Social enterprises are not immune to the COVID-19 pandemic, as they are under immense pressure. They are facing: the total or partial inability to trade for periods of time; the increased competition for scarce funding resources; and the unforeseen challenges in adapting their business models to the new reality. There is a need for social enterprises to be recognised and included in the decision-making process. They need a seat at the policymakers’ table, to share their concerns, challenges and necessities.
One of our main goal at Euclid Network is to boost the social enterprise ecosystem in Europe by connecting entrepreneurs and enterprises, sharing resources, ideas, best practices and jointly pushing for more visibility, recognition and government support.
We at Euclid Network have created a place where social enterprises meet and support each other, a place where they do not feel alone.
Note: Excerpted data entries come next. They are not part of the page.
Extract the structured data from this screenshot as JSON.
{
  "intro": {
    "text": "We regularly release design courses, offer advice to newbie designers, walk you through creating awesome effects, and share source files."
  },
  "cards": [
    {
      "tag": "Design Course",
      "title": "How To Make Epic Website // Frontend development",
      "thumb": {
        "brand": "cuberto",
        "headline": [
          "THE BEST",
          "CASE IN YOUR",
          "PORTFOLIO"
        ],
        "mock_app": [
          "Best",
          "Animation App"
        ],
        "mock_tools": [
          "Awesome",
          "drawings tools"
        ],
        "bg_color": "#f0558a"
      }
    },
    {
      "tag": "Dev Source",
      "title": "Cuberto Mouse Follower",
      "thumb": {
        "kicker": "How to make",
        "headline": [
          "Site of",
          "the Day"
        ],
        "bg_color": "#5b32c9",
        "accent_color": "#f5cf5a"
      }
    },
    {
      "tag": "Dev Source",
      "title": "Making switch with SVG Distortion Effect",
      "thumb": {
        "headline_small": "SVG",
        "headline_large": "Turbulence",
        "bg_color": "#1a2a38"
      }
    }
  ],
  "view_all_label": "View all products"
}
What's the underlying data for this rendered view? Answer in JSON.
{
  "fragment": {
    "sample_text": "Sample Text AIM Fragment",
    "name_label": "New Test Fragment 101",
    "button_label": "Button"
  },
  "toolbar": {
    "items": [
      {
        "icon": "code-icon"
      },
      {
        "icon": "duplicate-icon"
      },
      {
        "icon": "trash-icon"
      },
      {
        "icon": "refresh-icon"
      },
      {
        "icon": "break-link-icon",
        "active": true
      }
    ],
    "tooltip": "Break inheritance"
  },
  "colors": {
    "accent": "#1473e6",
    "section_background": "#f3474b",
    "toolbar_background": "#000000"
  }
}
How the European Action Plan for Social Economy can support social enterprises to catalyse change
We at Euclid Network believe that the European Action Plan for Social Economy is a crucial and necessary instrument for all social economy actors. The Action Plan aims to support, promote and enable social enterprises to be a fundamental part of the future economic model both within the EU and at the international level. Therefore, we congratulate the European Commission for this initiative and for its effort in providing measures and creating conditions for the social economy to fulfil its potential.
We need to support social enterprises to catalyse change and this Action Plan has been a great opportunity to do so.
Social enterprises still need to get more visibility and the recognition they deserve, especially at a regional and national level. We need to talk about social economy organisations in schools and university; we need to raise awareness among consumers; we need to build the capacity of business intermediaries to support social enterprises; we need to promote the collaboration between them and the private sector.
The policy decisions governments make now, will determine what our post COVID-19 economy will look like.
Governments have a unique chance for a green and just economic recovery that they must seize. Governments must now recognise the vital role of the social enterprise sector and harness its potential for an inclusive, equitable and sustainable economic recovery.
Veerle started her career as a social entrepreneur herself, supporting the homeless in her hometown Utrecht, the Netherlands. While completing her Master Thesis on boosting social enterprise through government intervention she was a trainee at the European Commission’s DG GROW, in the unit working on Social Economy. Currently at EN, Veerle works with leading social enterprise support organizations, governments and various international institutions on a daily basis to advance the social enterprise sector across Europe, and globally.